[Work required]:
Look through the material below and return every line that contains "notifications".

[Records supplied]:
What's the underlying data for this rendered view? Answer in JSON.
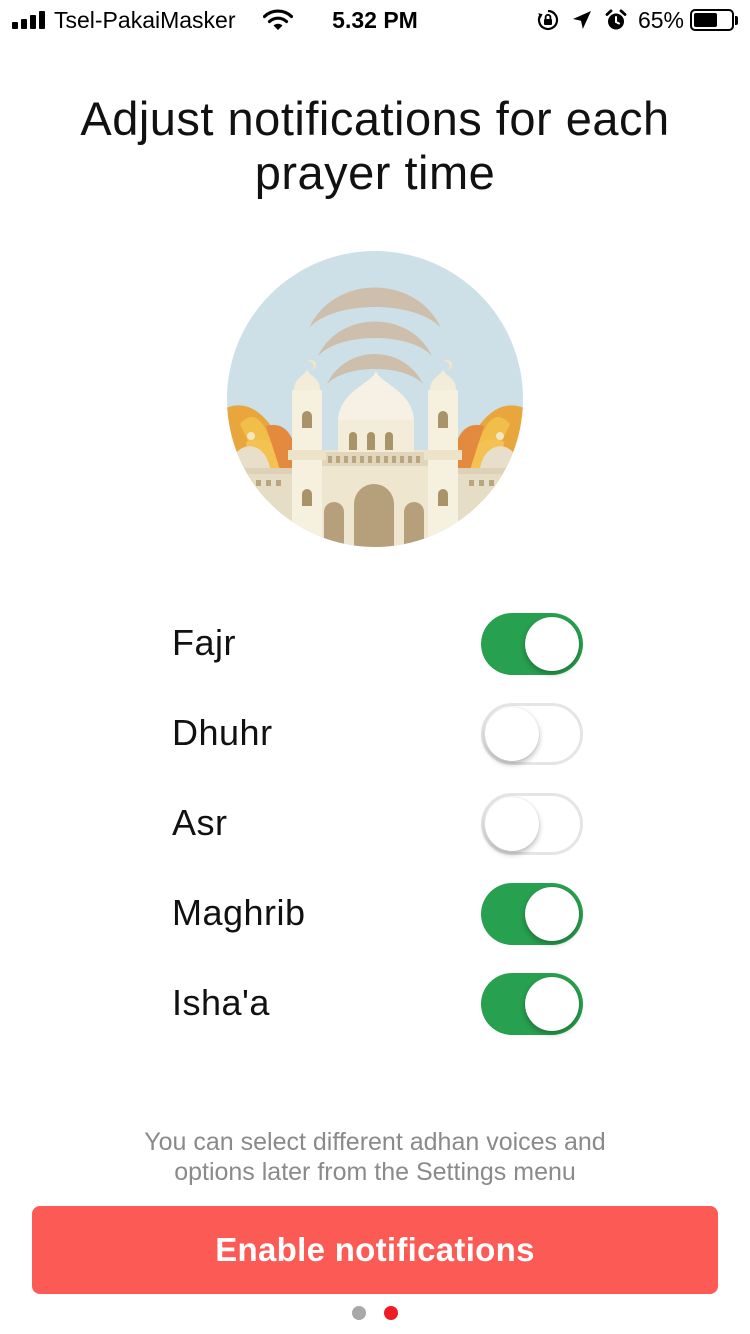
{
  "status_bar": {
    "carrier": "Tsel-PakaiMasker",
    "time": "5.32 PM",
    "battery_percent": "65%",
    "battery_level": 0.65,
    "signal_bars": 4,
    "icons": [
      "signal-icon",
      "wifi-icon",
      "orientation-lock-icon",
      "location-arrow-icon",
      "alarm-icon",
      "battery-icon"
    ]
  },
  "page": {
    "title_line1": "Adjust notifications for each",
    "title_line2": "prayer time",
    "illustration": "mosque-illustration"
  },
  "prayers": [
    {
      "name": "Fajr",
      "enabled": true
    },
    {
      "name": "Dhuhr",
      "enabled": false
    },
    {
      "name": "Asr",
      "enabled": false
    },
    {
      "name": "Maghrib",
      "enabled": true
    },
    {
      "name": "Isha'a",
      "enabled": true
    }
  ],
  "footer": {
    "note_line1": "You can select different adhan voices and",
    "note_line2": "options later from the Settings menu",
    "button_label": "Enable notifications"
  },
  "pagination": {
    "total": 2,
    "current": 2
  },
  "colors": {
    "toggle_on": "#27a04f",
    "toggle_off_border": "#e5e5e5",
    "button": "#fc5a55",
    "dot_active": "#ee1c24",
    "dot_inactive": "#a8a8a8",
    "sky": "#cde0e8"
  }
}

[Expected answer]:
    "title_line1": "Adjust notifications for each",
    "button_label": "Enable notifications"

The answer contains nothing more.